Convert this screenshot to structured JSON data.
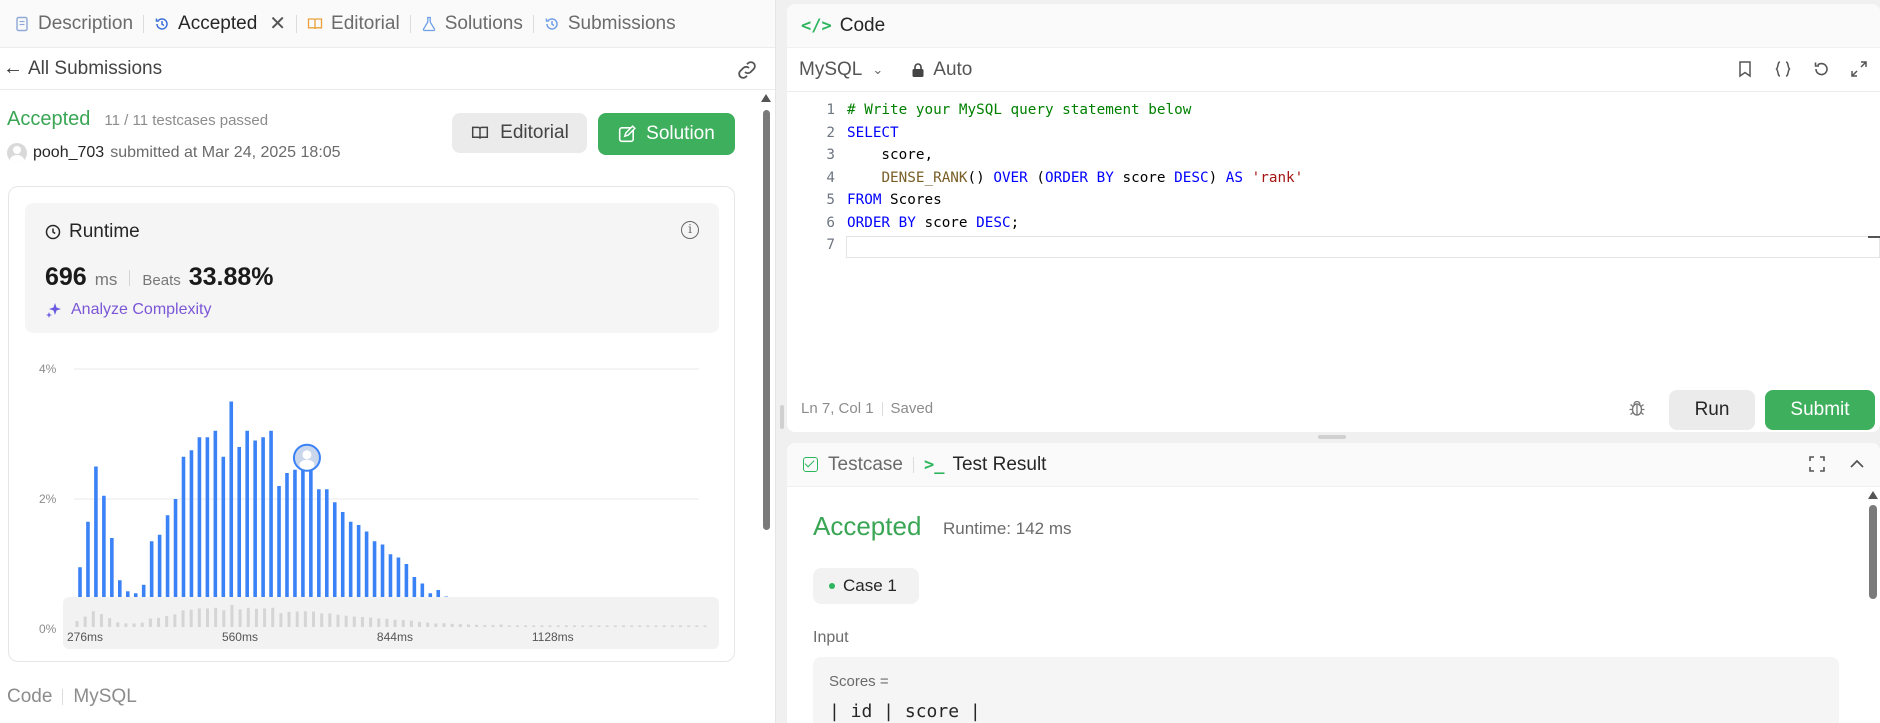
{
  "tabs": [
    {
      "label": "Description"
    },
    {
      "label": "Accepted"
    },
    {
      "label": "Editorial"
    },
    {
      "label": "Solutions"
    },
    {
      "label": "Submissions"
    }
  ],
  "submission": {
    "back_label": "All Submissions",
    "status": "Accepted",
    "passed": "11 / 11 testcases passed",
    "user": "pooh_703",
    "submitted_at": "submitted at Mar 24, 2025 18:05",
    "editorial_btn": "Editorial",
    "solution_btn": "Solution"
  },
  "runtime": {
    "title": "Runtime",
    "value": "696",
    "unit": "ms",
    "beats_label": "Beats",
    "beats_pct": "33.88%",
    "analyze": "Analyze Complexity"
  },
  "chart_data": {
    "type": "bar",
    "title": "",
    "xlabel": "",
    "ylabel": "",
    "ylim": [
      0,
      4
    ],
    "y_ticks": [
      "4%",
      "2%",
      "0%"
    ],
    "x_ticks": [
      "276ms",
      "560ms",
      "844ms",
      "1128ms"
    ],
    "highlight_index": 27,
    "values": [
      0.95,
      1.65,
      2.5,
      2.05,
      1.4,
      0.75,
      0.58,
      0.55,
      0.68,
      1.35,
      1.45,
      1.75,
      2.0,
      2.65,
      2.75,
      2.95,
      2.95,
      3.05,
      2.65,
      3.5,
      2.8,
      3.05,
      2.9,
      2.95,
      3.05,
      2.2,
      2.4,
      2.45,
      2.5,
      2.45,
      2.15,
      2.15,
      1.95,
      1.8,
      1.65,
      1.6,
      1.5,
      1.35,
      1.3,
      1.15,
      1.1,
      1.0,
      0.8,
      0.7,
      0.55,
      0.6,
      0.5,
      0.45,
      0.4,
      0.35,
      0.3,
      0.3,
      0.38,
      0.25,
      0.2,
      0.2,
      0.2,
      0.25,
      0.2,
      0.25,
      0.25,
      0.2,
      0.2,
      0.2,
      0.2,
      0.18,
      0.18,
      0.15,
      0.15,
      0.15,
      0.15,
      0.12,
      0.12,
      0.12,
      0.12,
      0.12,
      0.12,
      0.12
    ]
  },
  "minimap": {
    "ticks": [
      "276ms",
      "560ms",
      "844ms",
      "1128ms"
    ]
  },
  "code_section": {
    "label": "Code",
    "lang": "MySQL"
  },
  "editor": {
    "title": "Code",
    "language": "MySQL",
    "mode": "Auto",
    "line_numbers": [
      "1",
      "2",
      "3",
      "4",
      "5",
      "6",
      "7"
    ],
    "position": "Ln 7, Col 1",
    "saved": "Saved",
    "run": "Run",
    "submit": "Submit"
  },
  "testpanel": {
    "testcase_tab": "Testcase",
    "result_tab": "Test Result",
    "status": "Accepted",
    "runtime": "Runtime: 142 ms",
    "case": "Case 1",
    "input_label": "Input",
    "input_name": "Scores =",
    "input_preview": "| id | score |"
  },
  "colors": {
    "accent_green": "#3eaf5c",
    "bar_blue": "#3b82f6",
    "purple": "#7b57d6"
  }
}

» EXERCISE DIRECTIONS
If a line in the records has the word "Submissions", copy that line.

» EXERCISE OUTPUT
      "label": "Submissions"
    "back_label": "All Submissions",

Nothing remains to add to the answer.